+++ Exercise data

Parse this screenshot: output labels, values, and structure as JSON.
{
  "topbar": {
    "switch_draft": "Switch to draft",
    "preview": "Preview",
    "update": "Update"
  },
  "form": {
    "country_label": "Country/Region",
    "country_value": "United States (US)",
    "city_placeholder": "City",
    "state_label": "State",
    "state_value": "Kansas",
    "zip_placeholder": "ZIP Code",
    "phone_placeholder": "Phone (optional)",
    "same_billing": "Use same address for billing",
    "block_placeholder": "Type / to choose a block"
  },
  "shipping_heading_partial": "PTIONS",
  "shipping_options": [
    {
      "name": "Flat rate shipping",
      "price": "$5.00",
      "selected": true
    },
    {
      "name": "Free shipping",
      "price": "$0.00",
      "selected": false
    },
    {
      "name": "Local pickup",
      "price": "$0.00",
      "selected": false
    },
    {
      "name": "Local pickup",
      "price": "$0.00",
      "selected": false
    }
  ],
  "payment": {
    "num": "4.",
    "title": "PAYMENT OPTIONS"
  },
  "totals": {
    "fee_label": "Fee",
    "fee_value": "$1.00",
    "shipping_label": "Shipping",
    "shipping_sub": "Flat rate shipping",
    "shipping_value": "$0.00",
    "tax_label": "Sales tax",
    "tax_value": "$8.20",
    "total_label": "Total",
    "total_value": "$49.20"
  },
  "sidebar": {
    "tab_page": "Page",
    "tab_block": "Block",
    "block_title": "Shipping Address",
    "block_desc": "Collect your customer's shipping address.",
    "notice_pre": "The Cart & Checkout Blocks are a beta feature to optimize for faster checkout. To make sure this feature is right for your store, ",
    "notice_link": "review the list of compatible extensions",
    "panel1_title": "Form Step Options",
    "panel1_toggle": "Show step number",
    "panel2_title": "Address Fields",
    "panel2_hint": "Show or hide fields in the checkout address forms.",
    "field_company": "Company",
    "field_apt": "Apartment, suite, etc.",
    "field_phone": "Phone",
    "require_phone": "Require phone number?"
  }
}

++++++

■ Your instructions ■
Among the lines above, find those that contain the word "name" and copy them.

■ Written response ■
      "name": "Flat rate shipping",
      "name": "Free shipping",
      "name": "Local pickup",
      "name": "Local pickup",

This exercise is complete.